However, it is important to note that these high-performance boats are built for speed and typically sacrifice comfort and amenities for the sake of performance. They are also less safe in certain conditions or if not operated by well trained and experienced operators. Therefore these boats are not recommended for the average boater, and speed should be carefully considered when operating any type of boat, especially in crowded areas or when there are other boats or swimmers in the vicinity.

Some high-performance models have been reported to have impressive speed abilities. These are just examples, but keep in mind that the speed of a pontoon boat can vary greatly depending on the weight of the boat, the number of passengers, and the condition of the water. I strongly recommend you to consult with the manufacturer of the specific model you have in mind for a more accurate and up-to-date information.

  1. Premier 231 Solaris RF: With a 250 horsepower engine, this boat can reach speeds of up to 50 mph.
  2. Aqua Patio AP 255 DL3: With a 350 horsepower engine, this boat can reach speeds of up to 60 mph.
  3. Manitou 23 Oasis VP: With a 300 horsepower engine, this boat can reach speeds of up to 55 mph.

What Factors Can Slow Down My Pontoon Boat?

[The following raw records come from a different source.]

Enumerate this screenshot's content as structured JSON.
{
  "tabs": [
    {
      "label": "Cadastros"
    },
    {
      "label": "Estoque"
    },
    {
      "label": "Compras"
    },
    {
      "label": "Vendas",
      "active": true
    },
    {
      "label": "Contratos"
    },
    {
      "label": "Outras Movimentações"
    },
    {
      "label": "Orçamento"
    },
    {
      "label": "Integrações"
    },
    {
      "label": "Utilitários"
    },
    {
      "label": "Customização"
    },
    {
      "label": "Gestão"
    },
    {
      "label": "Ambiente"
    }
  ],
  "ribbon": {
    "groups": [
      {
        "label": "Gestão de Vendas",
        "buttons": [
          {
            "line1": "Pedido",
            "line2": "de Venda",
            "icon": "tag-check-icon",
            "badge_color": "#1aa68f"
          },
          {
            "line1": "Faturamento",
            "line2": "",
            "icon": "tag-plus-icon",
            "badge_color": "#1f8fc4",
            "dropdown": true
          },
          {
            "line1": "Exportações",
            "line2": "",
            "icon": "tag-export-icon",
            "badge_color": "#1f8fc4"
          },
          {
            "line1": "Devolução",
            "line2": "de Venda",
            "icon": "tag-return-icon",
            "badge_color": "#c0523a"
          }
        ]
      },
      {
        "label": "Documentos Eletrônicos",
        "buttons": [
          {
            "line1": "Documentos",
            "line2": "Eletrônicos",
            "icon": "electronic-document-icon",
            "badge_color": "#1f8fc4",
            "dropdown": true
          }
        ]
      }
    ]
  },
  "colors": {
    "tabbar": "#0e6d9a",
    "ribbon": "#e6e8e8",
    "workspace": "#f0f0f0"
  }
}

  1. Weight: The weight of the boat, including passengers and gear, can slow down a pontoon boat. As the weight of the boat increases, it becomes more difficult for the engine to push the boat through the water, reducing its speed.
  2. Shape and size of the pontoons: Pontoons that are too large or too round can create drag, slowing the boat down. The shape of the pontoon also matters: if the pontoons have a V-shape, they will help the boat cut through the water more efficiently, but if they are round they can create drag and slow the boat down.
  3. Deck design and layout: The design and layout of the deck can affect the aerodynamics of the boat, with a flat surface being more efficient than one that is more complex with multiple levels.
  4. Loading and distribution of weight on the boat: An uneven weight distribution on the boat can cause it to handle poorly, slowing it down and making it harder to control.
  5. Condition of the pontoons: If the pontoons are not properly inflated or are damaged, they will create more drag, slowing the boat down.
  6. Water conditions: Rough or choppy waters can slow down a pontoon boat. The boat will have to fight against the waves to maintain its speed.
  7. Condition of the propellers: Propellers that are bent, nicked or have too much accumulation of marine growth can create drag and slow the boat down.
  8. Weather conditions: Wind resistance can slow down a pontoon boat, particularly when it’s against the wind.
Share this